Some repositories also maintain "source-only" packages that require the user to download pre-built binaries that may not be available to the public. The package script then unpacks and repacks the binaries in a format more suitable for deployment on RPM-based systems.

Software update utilitiesEdit

The main tool to install software from repositories is the command yum. A graphical tool called pirut (available in the upper menu bar with the name "Package Manager") is, together with the update program pup ("Package Update"), part of the standard installation since Fedora Core 5. Since FC6, a new mechanism for updates was added, based on a daemon called yum-updatesd that scans the repositories, and a notification applet called puplet that notifies the user about the new updates.

In addition to these standard tools, two graphical alternatives - Yumex [9] and Synaptic - are also available, in Extras. There is also Kyum, which provides a graphical frontend for KDE users.

By default, Fedora Core downloads software (including updates) from a randomly-selected mirror. It is possible to install directly from the Fedora Core CDs or DVD, but this requires changes to yum's configuration files (See off-line repositories below). Altering the configuration in this way is also useful when setting up a local mirror (for example on a company intranet), so that downloads can be obtained from there without having to access a mirror on the Internet.

Up until Fedora Core 4, maintainers of some of the extra repositories advocated the use of apt-rpm for update management - being written in C, it uses fewer CPU cycles and is therefore suitable for older computers with slower processors. For Fedora Core 5, a new version of apt is included in Extras which is capable of using native yum metadata and is multi-lib capable. [6]

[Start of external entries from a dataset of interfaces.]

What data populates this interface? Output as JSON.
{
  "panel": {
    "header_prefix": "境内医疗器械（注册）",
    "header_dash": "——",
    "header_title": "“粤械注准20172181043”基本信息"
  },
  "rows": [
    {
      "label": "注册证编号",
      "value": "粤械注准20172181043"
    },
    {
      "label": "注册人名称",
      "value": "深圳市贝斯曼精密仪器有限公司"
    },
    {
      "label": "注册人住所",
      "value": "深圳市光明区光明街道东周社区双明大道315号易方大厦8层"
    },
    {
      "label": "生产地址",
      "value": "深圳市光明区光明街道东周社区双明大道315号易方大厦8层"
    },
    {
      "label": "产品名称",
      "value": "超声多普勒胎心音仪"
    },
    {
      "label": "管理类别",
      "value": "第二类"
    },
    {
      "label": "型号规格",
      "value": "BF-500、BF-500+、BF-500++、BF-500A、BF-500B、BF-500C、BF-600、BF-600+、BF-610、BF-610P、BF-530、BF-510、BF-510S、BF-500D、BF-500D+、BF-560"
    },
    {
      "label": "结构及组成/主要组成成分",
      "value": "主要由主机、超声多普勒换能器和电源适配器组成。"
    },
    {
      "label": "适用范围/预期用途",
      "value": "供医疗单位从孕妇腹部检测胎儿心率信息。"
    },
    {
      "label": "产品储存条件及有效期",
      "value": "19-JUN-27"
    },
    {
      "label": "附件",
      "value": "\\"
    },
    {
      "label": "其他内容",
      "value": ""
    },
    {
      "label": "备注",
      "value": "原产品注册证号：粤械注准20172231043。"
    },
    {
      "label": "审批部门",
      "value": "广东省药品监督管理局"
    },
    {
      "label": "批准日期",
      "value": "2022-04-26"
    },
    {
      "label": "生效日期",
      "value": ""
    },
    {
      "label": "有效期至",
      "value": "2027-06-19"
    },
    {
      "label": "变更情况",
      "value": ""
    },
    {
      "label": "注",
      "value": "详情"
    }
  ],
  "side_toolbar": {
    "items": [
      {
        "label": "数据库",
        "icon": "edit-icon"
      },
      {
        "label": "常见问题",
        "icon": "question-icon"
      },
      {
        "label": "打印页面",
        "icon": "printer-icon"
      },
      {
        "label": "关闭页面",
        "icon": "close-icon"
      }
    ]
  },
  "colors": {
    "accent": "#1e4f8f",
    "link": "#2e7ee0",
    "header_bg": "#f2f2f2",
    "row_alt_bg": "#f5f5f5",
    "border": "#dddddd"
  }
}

Another useful tool to work with repositories is Fedora Helper [10]. It installs and configures the "missing codecs" - MP3 support, for example. It uses the rpm.livna.org repository. Another tool that helps when using different repositories together is Fedora Frog.[11]

Off-line repositoriesEdit

If a machine needs to be updated that is not connected to the network, a repository can be created and updated from there. To create such a portable repository do [7]:

  • make the directories ./yum, ./yum/base and ./yum/updates. (if you want your local apache to serve as repository of your intranet, do it inside /var/www/html)
  • copy all RPMs of your distribution inside ./base
  • create the headers of the packets with the command createrepo ./base (use /var/www/html/yum/base if you did set it for Apache)
  • download the updates. To do that, look for a real mirror (there is a list of them here [8]) and rsync with it to pick up changes (they will be stored in the ./updates repository). To rsync use the command rsync -avrt rsync://repository --exclude=debug/ /your-path/yum/updates

To use the off-line repository from a computer you only have to include in the /etc/yum/repos.d directory an entry (a *.repo file like the others already in /etc/yum/repos.d) specifying the path to the repository. You can use ftp, http or a mounted filesystem. In the latter case the repository path should start with "file://".

ReferencesEdit

  1. FreshRPMs mailing list: (non-)compatibility of repositories
  2. Livna's maintainers have a policy to not work together with other 3rd party repositories or at least they had this policy when Fedora Extras was Fedora.us
  3. Matthias Saou explains the compatibility issues between FreshRPMs and Livna
  4. FreshRPMS, PlanetCCRMA, Dries and DAG (RPMforge.net) build their packages together from the same sources. This ensures much greater cooperation and compatibility and will eventually lead to a merger.
  5. "RPMforge: Frequently Asked Questions". http://rpmforge.net/user/faq/#compatibility-and-mixing. Retrieved 2006-07-28.